Of the nature and state of man as an individual. The business of man is not to pry into God, but to study himself.
His middle nature, his power, frailties, and the limits of his capacity.
Ver. 43] The two principles of man, self-love and reason, both necessary, 49. Self-love the stronger, and why, 57, their end the same, 71.
Ver. 83] The passions, and their use.
Ver. 122, &c.] The predominant passion, and its force.
The use of this doctrine, as applied to the knowledge of mankind, is one of the subjects of the second book.
Ver. 155] Its necessity, in directing men to different purposes. The particular application of this to the several pursuits of men, and the general good resulting thence, falls also into the succeeding books.
Ver. 165] Its providential use, in fixing our principle, and ascertaining our virtue.
Ver. 185, &c.] Virtue and vice joined in our mixt nature ; the limits near, yet the things separate, and evident. The office of reason.
Ver. 207] Vice odious in itself, and how we deceive ourselves into it.
Ver. 221, &c.] The ends of Providence and general good answered in our passions and perfections. How usefully these are distributed to all orders of

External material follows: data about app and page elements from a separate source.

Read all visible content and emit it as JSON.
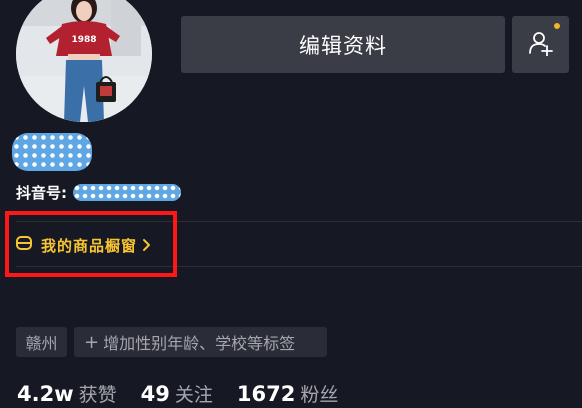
{
  "profile": {
    "edit_label": "编辑资料",
    "douyin_id_label": "抖音号:",
    "shop_label": "我的商品橱窗",
    "tags": {
      "city": "赣州",
      "add": "增加性别年龄、学校等标签"
    },
    "stats": [
      {
        "value": "4.2w",
        "label": "获赞"
      },
      {
        "value": "49",
        "label": "关注"
      },
      {
        "value": "1672",
        "label": "粉丝"
      }
    ],
    "avatar_print": "1988"
  },
  "icons": {
    "add_friend": "add-friend-icon",
    "shop": "shopping-bag-icon",
    "chevron": "chevron-right-icon"
  },
  "colors": {
    "background": "#161823",
    "button": "#3a3c46",
    "shop_accent": "#f7c531",
    "highlight_box": "#ff1616",
    "notification_dot": "#f2b625",
    "tag_bg": "#2a2c37",
    "muted_text": "#a6a7ad"
  }
}
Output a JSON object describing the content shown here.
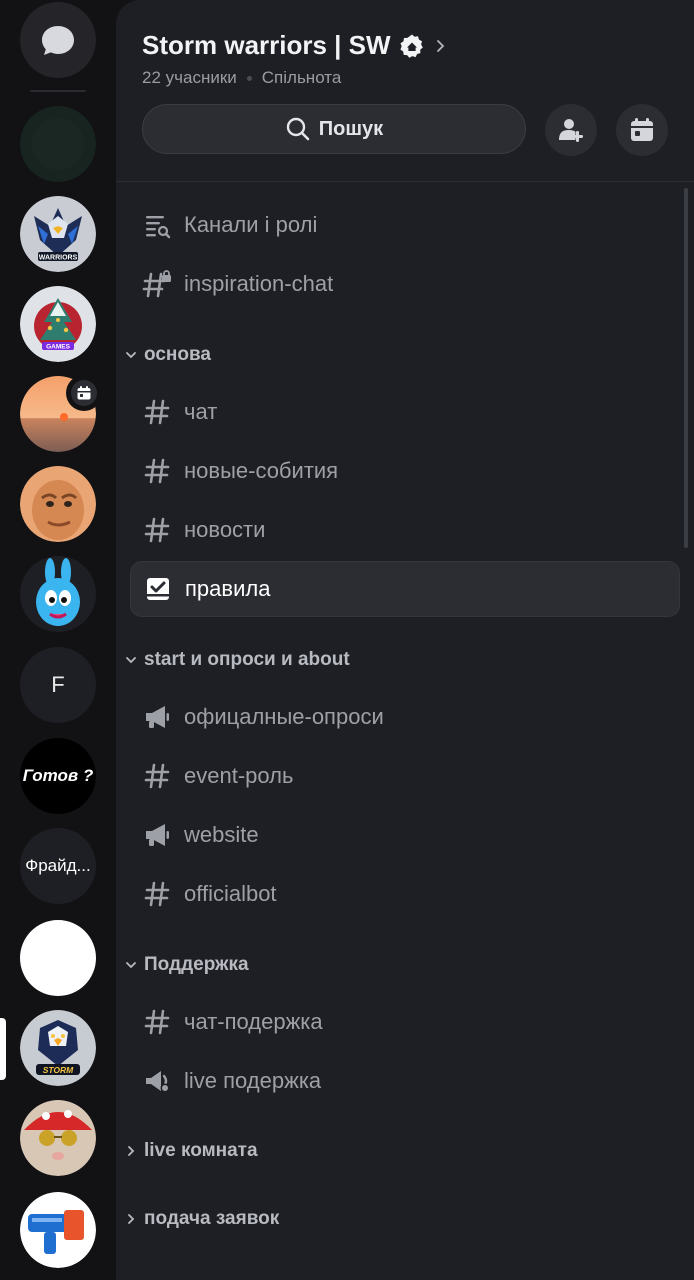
{
  "server": {
    "name": "Storm warriors | SW",
    "members": "22 учасники",
    "type": "Спільнота",
    "search_label": "Пошук"
  },
  "rail": {
    "servers": [
      {
        "kind": "direct-messages"
      },
      {
        "kind": "image",
        "name": "dark-server"
      },
      {
        "kind": "image",
        "name": "warriors-eagle",
        "logo_text": "WARRIORS"
      },
      {
        "kind": "image",
        "name": "games-tree",
        "logo_text": "GAMES"
      },
      {
        "kind": "image",
        "name": "sunset",
        "has_event": true
      },
      {
        "kind": "image",
        "name": "bald-man"
      },
      {
        "kind": "image",
        "name": "blue-rabbit"
      },
      {
        "kind": "letter",
        "text": "F"
      },
      {
        "kind": "text",
        "text": "Готов ?"
      },
      {
        "kind": "text",
        "text": "Фрайд..."
      },
      {
        "kind": "image",
        "name": "white-circle"
      },
      {
        "kind": "image",
        "name": "storm-eagle",
        "logo_text": "STORM",
        "active": true
      },
      {
        "kind": "image",
        "name": "cat-mushroom"
      },
      {
        "kind": "image",
        "name": "blue-blaster"
      }
    ]
  },
  "channels": {
    "top": [
      {
        "label": "Канали і ролі",
        "icon": "channels-roles-icon"
      },
      {
        "label": "inspiration-chat",
        "icon": "locked-hash-icon"
      }
    ],
    "categories": [
      {
        "label": "основа",
        "expanded": true,
        "items": [
          {
            "label": "чат",
            "icon": "hash-icon"
          },
          {
            "label": "новые-собития",
            "icon": "hash-icon"
          },
          {
            "label": "новости",
            "icon": "hash-icon"
          },
          {
            "label": "правила",
            "icon": "rules-icon",
            "active": true
          }
        ]
      },
      {
        "label": "start и опроси и about",
        "expanded": true,
        "items": [
          {
            "label": "офицалные-опроси",
            "icon": "megaphone-icon"
          },
          {
            "label": "event-роль",
            "icon": "hash-icon"
          },
          {
            "label": "website",
            "icon": "megaphone-icon"
          },
          {
            "label": "officialbot",
            "icon": "hash-icon"
          }
        ]
      },
      {
        "label": "Поддержка",
        "expanded": true,
        "items": [
          {
            "label": "чат-подержка",
            "icon": "hash-icon"
          },
          {
            "label": "live подержка",
            "icon": "stage-icon"
          }
        ]
      },
      {
        "label": "live комната",
        "expanded": false,
        "items": []
      },
      {
        "label": "подача заявок",
        "expanded": false,
        "items": []
      }
    ]
  },
  "colors": {
    "rail_bg": "#121214",
    "panel_bg": "#1e1f24",
    "active_row_bg": "#2b2d33",
    "muted_text": "#9ea0a7"
  }
}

Ver. 239] How useful these are to society in general, and to individuals in particular, in every state, 250, and every age of life, 260.
Ver. 273] See farther of the use of this principle in man, epist. 3. ver. 121, 124, 135, 145, 200, &c. 270, &c. 316, &c. And epist. 4. ver. 348 and 358.
of the nature and state of man, with respect to society. The whole universe one system of society.
Ver. 27] Nothing is made wholly for itself, nor yet wholly for another, but the happiness of all animals mutual.
Ver. 72] Several of the ancients, and many of the orientals since, esteemed those who were struck by lightning as sacred persons, and the particular favourites of Heaven.
Ver. 83] Reason or instinct alike operate to the good of each individual, and they operate also to society, in all animals.
Ver. 115] How far society is carried by instinct.
Ver. 132] How much farther society is carried by reason.
Ver. 148] Of the state of nature : that it was social.
Ver. 170] Reason instructed by instinct in the invention of arts, and in the forms of society.
Ver. 178] Oppian. Halieut. lib. 1. describes this fish in the following manuer : They swim on the
surface of the sea, on the back of their shells, • which exactly resemble the huik of a ship : they (raise two feet like masts, and extend a membrane
between, which serves as a sail; the other two fect they employ as oars at the side. They are usually seen in the Mediterranean.'
Ver. 236] Origin of true religion and government, from the principle of love ; and of superstition and tyranny, from that of fear.
Ver. 270] The influence of self-love operating to the social and public good
V2r. 284] Restoration of true religion and government on their first principle. Mixt governments with the various forms of each, and the true use of all.
Of the nature and state of man, with respect to happiness.
Ver. 27] Happiness the end of all men, and attainable by all.
Ver. 47] It is necessary for order and the common peace, that external goods be unequal, therefore happiness is not constituted in these.
Ver. 65] The balance of human happiness kept equal (notwithstanding externals) by hope and fear.
Ver. 75] In what the happiness of individuals consists, and that the good man has the advantage, even in this world.
Ver. 91] That no man is unhappy through virtue.
Ver. 177] That external goods are not the proper rewards of virtue : often inconsistent with, or destructive of it : but that all these can make no man happy without virtue ; instanced in each of them.
1. Riches. 2. Honours. 3. Titles. 4. Birth. 5. Greatness. 6. Fame. 7. Superior parts.
Ver. 300] That virtue only constitutes a happiness, whose object is universal, and whose prospect eternal.
Ver. 318, &c.] That the perfection of happiness, consists in a conformity to the order of providence here, and a resignation to it, here and hereafter.